Then if thou art the food of worms, o virgin of the skies, how great thy use, how great thy blessing! Every thing that lives, lives not alone, not for itself. Fear not and I will call the weak worm from its lowly bed, and thou shalt hear its voice. Come forth, worm of the silent valley, to thy pensive queen!
The worm cannot speak, only weep, and Thel pities it. A clod of clay feeds and comforts the worm, and then explains to Thel that God even loves a clod of clay, and pours oil on her head, so that she can nourish and nurse the worm. Thel weeps and realizes she has nothing to complain about.
The eternal gates
The last section is different in tone than the rest of the poem, and may well have been added several years later. The clod of clay invites Thel to enter her house. She enters through the eternal gates and “saw the secrets of the land unknown, [..]a land of sorrows and of tears where never smile was seen“. She wanders around, visits “the couches of the dead“, listens to “dolours and lamentations“, and finally sits down at her own grave plot. There, she hears a “voice of sorrow” (probably her own) saying:
Why cannot the ear be closed to its own destruction, or the glistening eye to the poison of a smile?
The voice continues, and when it comes to these lines:
Why a tender curb upon the youthful burning boy, why a little curtain of flesh on the bed of our desire?
Thel flees back shrieking to the vales of Har.
Thel in Blake’s mythology
Blake’s mythology is not a complete, consistent, well-rounded body of work (like e.g. Tolkien’s mythology), but fragmentary, as if mere fragments of an ancient mythology have survived. The book of Thel does not introduce Mne Seraphim, Adona, Luvah1), or Har to us, but assumes we know them, as if Thel is part of a larger body of work, now sadly lost.
The book of Thel, probably printed between 1789 and 1792, is the second of Blake’s longer, mythological poems. The first, Tiriel was written around 1787, never engraved, and not published during Blake’s life. Tiriel was the son of Har and Heva. Whether the vales of Har (Thel’s home) are named after Tiriel’s father is an intriguing question that I cannot currently answer. (I have not read Tiriel yet. The vales of Har are mentioned in both poems.)
Maybe we should not ponder to long over Har, Luvah or Mne Seraphim, but just enjoy the story of this young girl, searching for her destiny, but fleeing from it when she finds it.
The book of Thel was read as part of the 2007 Once upon a time challenge.
This is the first part of a two-part essay. Read the second part here.

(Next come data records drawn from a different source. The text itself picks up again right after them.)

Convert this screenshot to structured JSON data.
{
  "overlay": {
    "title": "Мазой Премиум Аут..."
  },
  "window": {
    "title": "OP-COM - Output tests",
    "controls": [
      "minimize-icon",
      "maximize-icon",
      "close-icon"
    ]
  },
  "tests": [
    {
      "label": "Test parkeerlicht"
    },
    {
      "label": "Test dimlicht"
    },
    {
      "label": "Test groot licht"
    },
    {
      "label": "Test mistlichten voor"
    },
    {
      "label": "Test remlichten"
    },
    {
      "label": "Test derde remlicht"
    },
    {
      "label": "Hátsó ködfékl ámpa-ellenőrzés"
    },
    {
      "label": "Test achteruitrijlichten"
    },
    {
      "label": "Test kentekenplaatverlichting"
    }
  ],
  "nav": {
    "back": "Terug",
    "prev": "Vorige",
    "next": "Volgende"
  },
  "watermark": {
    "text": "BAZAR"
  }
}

1)Luvah, merely mentioned in Thel (the cloud claims that his “steeds drink of the golden springs where Luvah doth renew his horses“), returns decades later to play an important role in Blake’s later work.